By definition, a solution solves an issue, challenge or problem, a buyer may have; notice no mention of pain, as challenges or problems can be encountered in the pursuit of positive challenges as well, i.e. becoming the dominant player in the market, so why introduce a negative?  Until you have been able to get the buyer to state their challenges, there really is no need for a solution.  Which is why your product, you value prop, and all the usual crap, has no place here.  Your role is to engage, and inspire the status quo buyer to believe that there is a means to attaining something they did not feel they could do before, which is why they felt “they were all set”.  But inspired by the possibilities inherent in the interview strategy and the questions you deployed, you can inspire them to take action.

What’s in Your Pipeline?
Tibor Shanto

Share

Trackbacks

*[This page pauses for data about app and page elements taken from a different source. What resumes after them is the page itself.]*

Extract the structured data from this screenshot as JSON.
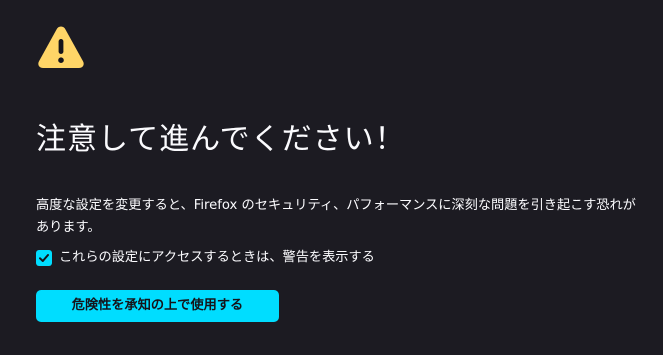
{
  "title": "注意して進んでください！",
  "description": "高度な設定を変更すると、Firefox のセキュリティ、パフォーマンスに深刻な問題を引き起こす恐れがあります。",
  "checkbox": {
    "label": "これらの設定にアクセスするときは、警告を表示する",
    "checked": true
  },
  "accept_button": {
    "label": "危険性を承知の上で使用する"
  },
  "icons": {
    "warning": "warning-triangle-icon",
    "check": "checkmark-icon"
  },
  "colors": {
    "background": "#1c1b22",
    "text": "#fbfbfe",
    "accent": "#00ddff",
    "warning": "#ffd567",
    "button_text": "#15141a"
  }
}
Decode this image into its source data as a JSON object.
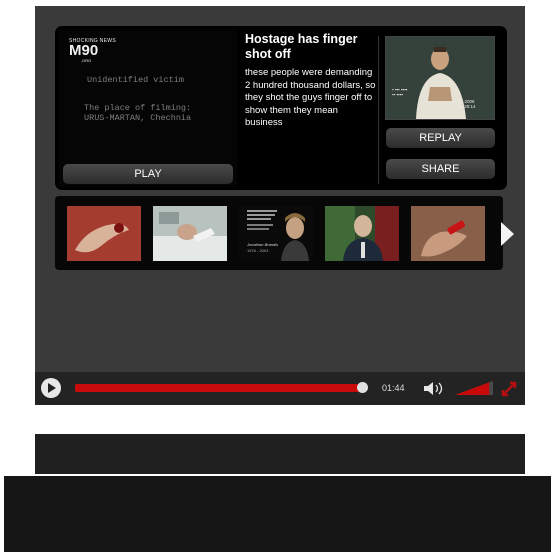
{
  "player": {
    "logo": {
      "top": "SHOCKING NEWS",
      "main": "M90",
      "sub": ".ORG"
    },
    "frame_text": {
      "line1": "Unidentified victim",
      "line2": "The place of filming:",
      "line3": "URUS-MARTAN, Chechnia"
    },
    "play_label": "PLAY",
    "title": "Hostage has finger shot off",
    "description": "these people were demanding 2 hundred thousand dollars, so they shot the guys finger off to show them they mean business",
    "replay_label": "REPLAY",
    "share_label": "SHARE",
    "thumb_overlay": {
      "date": "21.12.2006",
      "time": "10:29:14"
    },
    "related_thumbs": [
      "finger-wound",
      "hospital-bed",
      "missing-poster",
      "man-in-suit",
      "bloody-hand"
    ],
    "poster_text": {
      "line1": "Jonathan Brandis",
      "line2": "1976 - 2003"
    },
    "next_icon": "next-arrow-icon"
  },
  "controls": {
    "time": "01:44",
    "progress": 0.99,
    "volume": 0.9,
    "accent_color": "#c80a0a"
  }
}
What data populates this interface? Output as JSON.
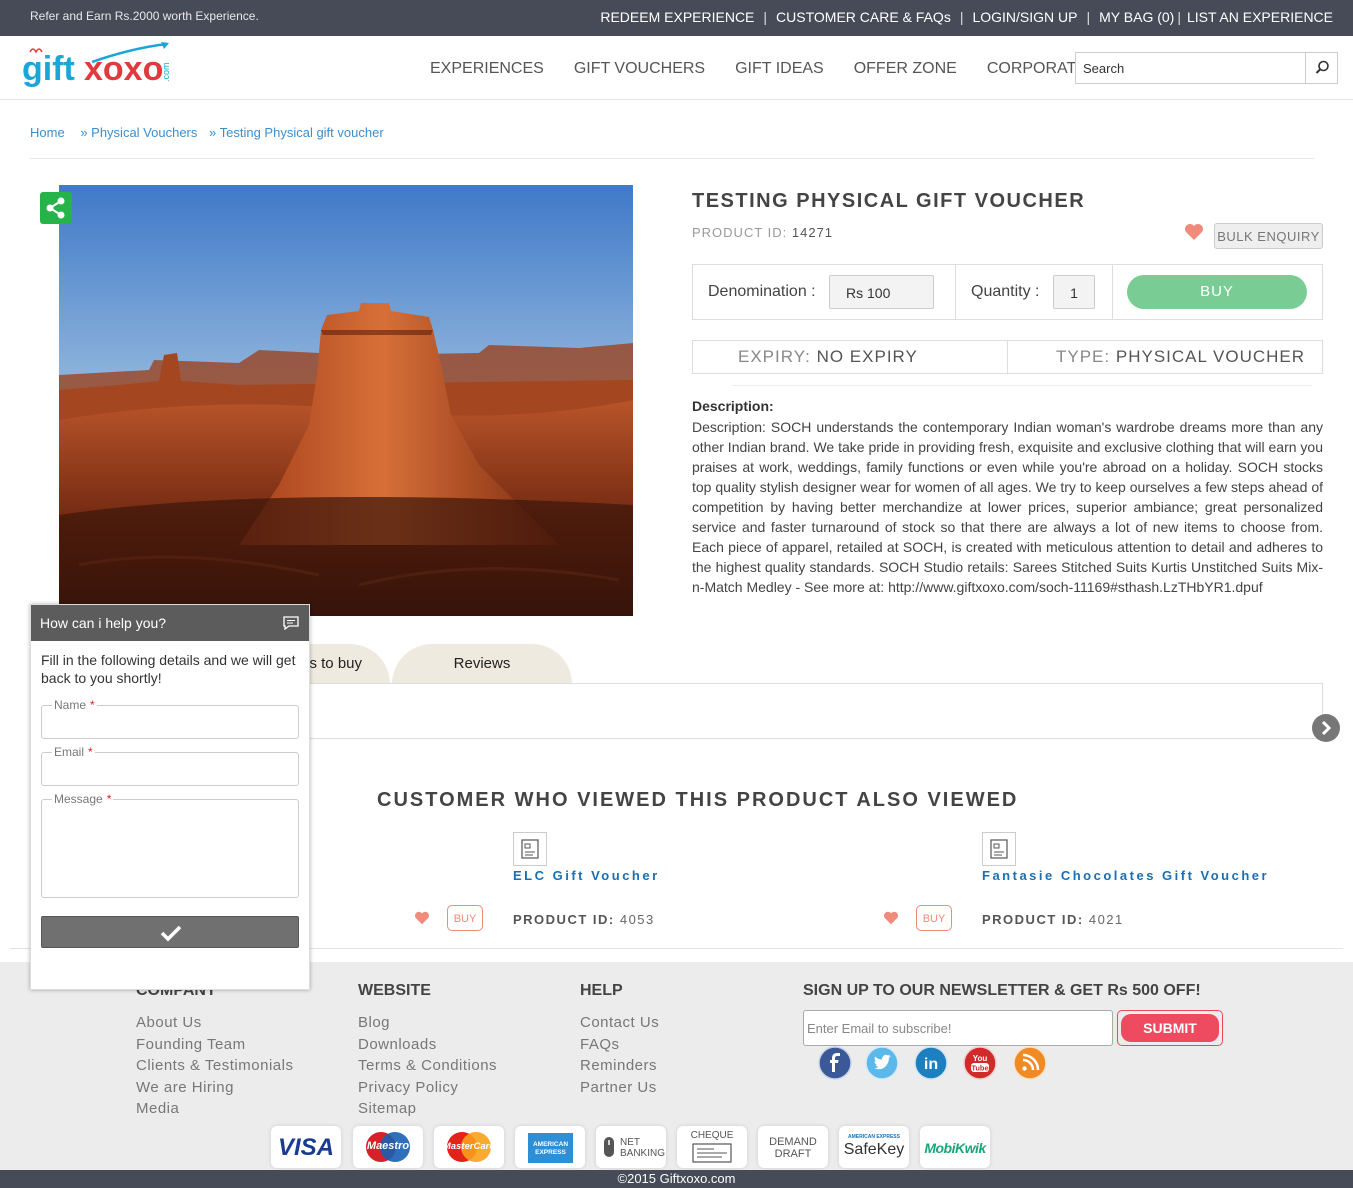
{
  "topbar": {
    "refer": "Refer and Earn Rs.2000 worth Experience.",
    "links": [
      "REDEEM EXPERIENCE",
      "CUSTOMER CARE & FAQs",
      "LOGIN/SIGN UP",
      "MY BAG (0)",
      "LIST AN EXPERIENCE"
    ]
  },
  "header": {
    "logo_text": "giftxoxo",
    "logo_suffix": ".com",
    "nav": [
      "EXPERIENCES",
      "GIFT VOUCHERS",
      "GIFT IDEAS",
      "OFFER ZONE",
      "CORPORATE"
    ],
    "search_placeholder": "Search"
  },
  "breadcrumb": [
    "Home",
    "» Physical Vouchers",
    "» Testing Physical gift voucher"
  ],
  "product": {
    "title": "TESTING PHYSICAL GIFT VOUCHER",
    "id_label": "PRODUCT ID:",
    "id": "14271",
    "bulk_label": "BULK ENQUIRY",
    "denomination_label": "Denomination :",
    "denomination_value": "Rs 100",
    "quantity_label": "Quantity :",
    "quantity_value": "1",
    "buy_label": "BUY",
    "expiry_label": "EXPIRY:",
    "expiry_value": "NO EXPIRY",
    "type_label": "TYPE:",
    "type_value": "PHYSICAL VOUCHER",
    "description_heading": "Description:",
    "description": "Description: SOCH understands the contemporary Indian woman's wardrobe dreams more than any other Indian brand. We take pride in providing fresh, exquisite and exclusive clothing that will earn you praises at work, weddings, family functions or even while you're abroad on a holiday. SOCH stocks top quality stylish designer wear for women of all ages. We try to keep ourselves a few steps ahead of competition by having better merchandize at lower prices, superior ambiance; great personalized service and faster turnaround of stock so that there are always a lot of new items to choose from. Each piece of apparel, retailed at SOCH, is created with meticulous attention to detail and adheres to the highest quality standards. SOCH Studio retails: Sarees Stitched Suits Kurtis Unstitched Suits Mix-n-Match Medley - See more at: http://www.giftxoxo.com/soch-11169#sthash.LzTHbYR1.dpuf"
  },
  "tabs": [
    "s to buy",
    "Reviews"
  ],
  "also_viewed": {
    "heading": "CUSTOMER WHO VIEWED THIS PRODUCT ALSO VIEWED",
    "items": [
      {
        "name": "ELC Gift Voucher",
        "id_label": "PRODUCT ID:",
        "id": "4053",
        "buy": "BUY"
      },
      {
        "name": "Fantasie Chocolates Gift Voucher",
        "id_label": "PRODUCT ID:",
        "id": "4021",
        "buy": "BUY"
      }
    ]
  },
  "chat": {
    "title": "How can i help you?",
    "intro": "Fill in the following details and we will get back to you shortly!",
    "name_label": "Name",
    "email_label": "Email",
    "message_label": "Message",
    "required": "*"
  },
  "footer": {
    "company": {
      "heading": "COMPANY",
      "links": [
        "About Us",
        "Founding Team",
        "Clients & Testimonials",
        "We are Hiring",
        "Media"
      ]
    },
    "website": {
      "heading": "WEBSITE",
      "links": [
        "Blog",
        "Downloads",
        "Terms & Conditions",
        "Privacy Policy",
        "Sitemap"
      ]
    },
    "help": {
      "heading": "HELP",
      "links": [
        "Contact Us",
        "FAQs",
        "Reminders",
        "Partner Us"
      ]
    },
    "newsletter_heading": "SIGN UP TO OUR NEWSLETTER & GET Rs 500 OFF!",
    "newsletter_placeholder": "Enter Email to subscribe!",
    "submit_label": "SUBMIT",
    "social": [
      "facebook-icon",
      "twitter-icon",
      "linkedin-icon",
      "youtube-icon",
      "rss-icon"
    ],
    "payments": {
      "visa": "VISA",
      "maestro": "Maestro",
      "mastercard": "MasterCard",
      "amex": "AMERICAN EXPRESS",
      "netbanking_1": "NET",
      "netbanking_2": "BANKING",
      "cheque": "CHEQUE",
      "demand_1": "DEMAND",
      "demand_2": "DRAFT",
      "safekey_top": "AMERICAN EXPRESS",
      "safekey": "SafeKey",
      "mobikwik": "MobiKwik"
    },
    "copyright": "©2015 Giftxoxo.com"
  },
  "colors": {
    "topbar": "#474b57",
    "accent_blue": "#1a6fb0",
    "buy_green": "#7acc95",
    "heart": "#f08a7b",
    "submit_red": "#ee4a60"
  }
}
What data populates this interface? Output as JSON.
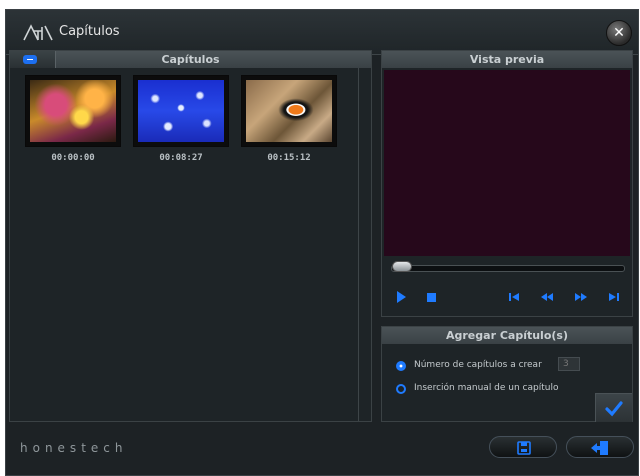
{
  "window": {
    "title": "Capítulos"
  },
  "chapters_panel": {
    "header": "Capítulos",
    "items": [
      {
        "time": "00:00:00"
      },
      {
        "time": "00:08:27"
      },
      {
        "time": "00:15:12"
      }
    ]
  },
  "preview_panel": {
    "header": "Vista previa"
  },
  "add_panel": {
    "header": "Agregar Capítulo(s)",
    "option_count_label": "Número de capítulos a crear",
    "option_count_value": "3",
    "option_manual_label": "Inserción manual de un capítulo"
  },
  "footer": {
    "brand": "honestech"
  },
  "colors": {
    "accent": "#1f7bff",
    "preview_bg": "#26081b",
    "window_bg": "#1d2225"
  }
}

  1. Mike Kunkle
  2. Iskandar Ahmat
  3. Sales Fun
  4. Tibor Shanto
  5. Tibor Shanto
  6. Babette Ten Haken
  7. Leanne HoaglandSmith
  8. Don F Perkins
  9. Douglas E Rice
  10. Kelley Robertson
  11. Jo VonBargen
  12. Tibor Shanto
  13. EHM
  14. Tibor Shanto
  15. Karin Bellantoni
  16. Mark Hunter
  17. Services On Map
  18. Ralm Technologies
  19. Berrie Pelser
  20. Appointments-r us
  21. WhenSaleMetMarketing
  22. Tibor Shanto
  23. Tamara Schenk
  24. Shaan Haider
  25. Bob Day
  26. A.R.Karthick
  27. Nahum Gershon
  28. HowTo Hire a VA #vab
  29. John A. Rugh
  30. Search Engine Blast
  31. Tom Mack
  32. Tibor Shanto
  33. Salesleaders
  34. Joe Prasad
  35. Anthony Thompson
  36. ZenYinger
  37. Maintenance Eng
  38. Nancy Nardin
  39. Contemporary VA
  40. Arthur Partridge
  41. Grow With Stacy
  42. Trigger Events
  43. Trigger Events
  44. Francisco Rosales
  45. Francisco Rosales
  46. kellykrei
  47. Todd Vendituoli
  48. Bryan Adams
  49. Bert Carson
  50. Robert Caruso
  51. Candace Mountain
  52. Steven Rosen
  53. Sean Charles
  54. Lisa
  55. Ross Quintana
  56. Steve Hughes
  57. Jason Houck
  58. Richard_Blaquiere
  59. Dorien Morin-van Dam
  60. Jim Keenan
  61. Inger Verheul
  62. Inger Verheul
  63. Paul Barstow
  64. Paul Morin
  65. Paul Morin
  66. Elizabeth Wells
  67. Marieke Hensel
  68. Bryan Knowlton
  69. Tibor Shanto
  70. Tamara Schenk
  71. Marck V.
  72. Danny Iny
  73. Mark Corner
  74. Devesh Sharma
  75. Devesh Sharma
  76. The LinkedIn Diva!
  77. Stan Broadhurst
  78. Stan Broadhurst
  79. Mick Say
  80. Erik Emanuelli
  81. Shelly Kramer
  82. Michelle Harris
  83. Pam Moore
  84. Pam Moore
  85. Morgan Barnhart
  86. Morgan Barnhart
  87. Jo VonBargen
  88. Sarah Arrow
  89. Jure KLEPIC
  90. JOHN J. NOSTA
  91. JOHN J. NOSTA
  92. Ralph Kooi
  93. Peggy Fitzpatrick
  94. Gregory Gulling
  95. Angela Maiers
  96. Meghan M. Biro
  97. Meghan M. Biro
  98. Isaías Sharon J.
  99. Carla Young
  100. Shannon
  101. Lori Ruff
  102. Lori Ruff
  103. Dermont Brinkerhoff
  104. Pat Hall

Leave a Comment

wordpress stat